- [WHAT YOU ARE ASKED TO DO] Pictures stay out; please output the remaining data exactly.

- [RECORD EXTRACTS]
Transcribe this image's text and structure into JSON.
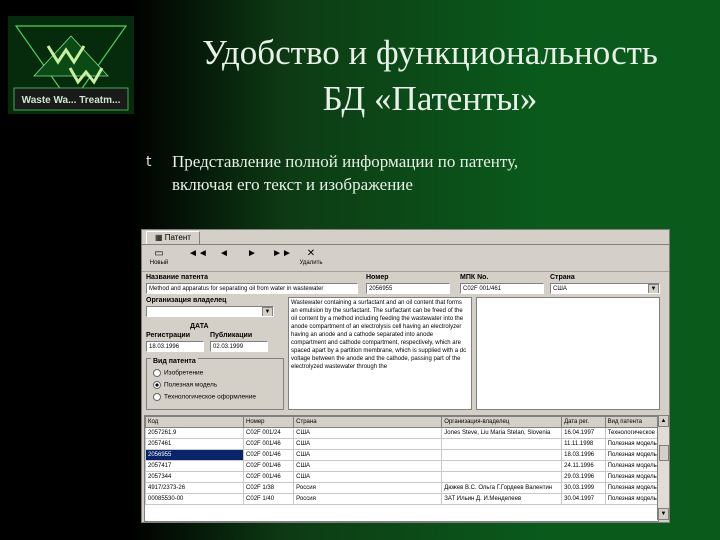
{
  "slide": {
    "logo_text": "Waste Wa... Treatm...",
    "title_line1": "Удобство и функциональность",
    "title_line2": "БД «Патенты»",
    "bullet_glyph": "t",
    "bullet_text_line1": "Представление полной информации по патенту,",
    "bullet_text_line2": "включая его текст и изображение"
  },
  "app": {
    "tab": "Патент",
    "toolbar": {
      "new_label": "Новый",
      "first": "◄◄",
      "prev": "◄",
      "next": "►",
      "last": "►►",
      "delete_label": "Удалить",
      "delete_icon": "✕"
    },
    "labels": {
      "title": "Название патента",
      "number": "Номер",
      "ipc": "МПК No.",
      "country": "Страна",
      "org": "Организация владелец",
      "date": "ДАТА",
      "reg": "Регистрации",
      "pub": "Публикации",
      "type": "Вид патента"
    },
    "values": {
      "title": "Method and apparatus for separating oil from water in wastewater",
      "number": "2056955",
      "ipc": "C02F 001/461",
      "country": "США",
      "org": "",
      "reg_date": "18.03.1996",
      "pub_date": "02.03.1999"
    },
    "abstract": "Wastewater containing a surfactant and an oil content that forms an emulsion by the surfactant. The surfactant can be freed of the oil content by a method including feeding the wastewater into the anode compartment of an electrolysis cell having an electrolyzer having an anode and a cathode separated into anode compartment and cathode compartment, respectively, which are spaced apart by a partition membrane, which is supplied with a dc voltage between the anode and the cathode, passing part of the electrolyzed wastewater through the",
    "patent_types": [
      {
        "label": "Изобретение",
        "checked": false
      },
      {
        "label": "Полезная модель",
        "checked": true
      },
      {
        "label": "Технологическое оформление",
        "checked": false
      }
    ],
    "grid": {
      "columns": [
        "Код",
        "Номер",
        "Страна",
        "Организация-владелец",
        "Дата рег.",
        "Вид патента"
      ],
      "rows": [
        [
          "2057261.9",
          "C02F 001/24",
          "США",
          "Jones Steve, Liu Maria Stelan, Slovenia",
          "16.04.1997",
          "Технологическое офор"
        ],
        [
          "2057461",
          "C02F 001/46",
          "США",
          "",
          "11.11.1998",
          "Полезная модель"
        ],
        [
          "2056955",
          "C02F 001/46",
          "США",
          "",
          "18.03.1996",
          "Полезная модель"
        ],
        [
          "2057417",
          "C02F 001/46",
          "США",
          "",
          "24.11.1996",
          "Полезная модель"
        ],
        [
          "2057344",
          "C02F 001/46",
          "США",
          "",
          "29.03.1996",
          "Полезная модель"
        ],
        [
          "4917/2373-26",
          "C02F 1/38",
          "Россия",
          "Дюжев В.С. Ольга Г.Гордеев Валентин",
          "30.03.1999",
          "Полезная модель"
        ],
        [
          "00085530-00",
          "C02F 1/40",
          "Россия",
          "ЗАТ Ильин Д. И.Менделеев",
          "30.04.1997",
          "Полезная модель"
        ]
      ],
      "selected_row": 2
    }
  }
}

- [REPLY TO THE EXERCISE]
Transcribe this image's text and structure into JSON.
{
  "slide": {
    "logo_text": "Waste Wa... Treatm...",
    "title_line1": "Удобство и функциональность",
    "title_line2": "БД «Патенты»",
    "bullet_glyph": "t",
    "bullet_text_line1": "Представление полной информации по патенту,",
    "bullet_text_line2": "включая его текст и изображение"
  },
  "app": {
    "tab": "Патент",
    "toolbar": {
      "new_label": "Новый",
      "first": "◄◄",
      "prev": "◄",
      "next": "►",
      "last": "►►",
      "delete_label": "Удалить",
      "delete_icon": "✕"
    },
    "labels": {
      "title": "Название патента",
      "number": "Номер",
      "ipc": "МПК No.",
      "country": "Страна",
      "org": "Организация владелец",
      "date": "ДАТА",
      "reg": "Регистрации",
      "pub": "Публикации",
      "type": "Вид патента"
    },
    "values": {
      "title": "Method and apparatus for separating oil from water in wastewater",
      "number": "2056955",
      "ipc": "C02F 001/461",
      "country": "США",
      "org": "",
      "reg_date": "18.03.1996",
      "pub_date": "02.03.1999"
    },
    "abstract": "Wastewater containing a surfactant and an oil content that forms an emulsion by the surfactant. The surfactant can be freed of the oil content by a method including feeding the wastewater into the anode compartment of an electrolysis cell having an electrolyzer having an anode and a cathode separated into anode compartment and cathode compartment, respectively, which are spaced apart by a partition membrane, which is supplied with a dc voltage between the anode and the cathode, passing part of the electrolyzed wastewater through the",
    "patent_types": [
      {
        "label": "Изобретение",
        "checked": false
      },
      {
        "label": "Полезная модель",
        "checked": true
      },
      {
        "label": "Технологическое оформление",
        "checked": false
      }
    ],
    "grid": {
      "columns": [
        "Код",
        "Номер",
        "Страна",
        "Организация-владелец",
        "Дата рег.",
        "Вид патента"
      ],
      "rows": [
        [
          "2057261.9",
          "C02F 001/24",
          "США",
          "Jones Steve, Liu Maria Stelan, Slovenia",
          "16.04.1997",
          "Технологическое офор"
        ],
        [
          "2057461",
          "C02F 001/46",
          "США",
          "",
          "11.11.1998",
          "Полезная модель"
        ],
        [
          "2056955",
          "C02F 001/46",
          "США",
          "",
          "18.03.1996",
          "Полезная модель"
        ],
        [
          "2057417",
          "C02F 001/46",
          "США",
          "",
          "24.11.1996",
          "Полезная модель"
        ],
        [
          "2057344",
          "C02F 001/46",
          "США",
          "",
          "29.03.1996",
          "Полезная модель"
        ],
        [
          "4917/2373-26",
          "C02F 1/38",
          "Россия",
          "Дюжев В.С. Ольга Г.Гордеев Валентин",
          "30.03.1999",
          "Полезная модель"
        ],
        [
          "00085530-00",
          "C02F 1/40",
          "Россия",
          "ЗАТ Ильин Д. И.Менделеев",
          "30.04.1997",
          "Полезная модель"
        ]
      ],
      "selected_row": 2
    }
  }
}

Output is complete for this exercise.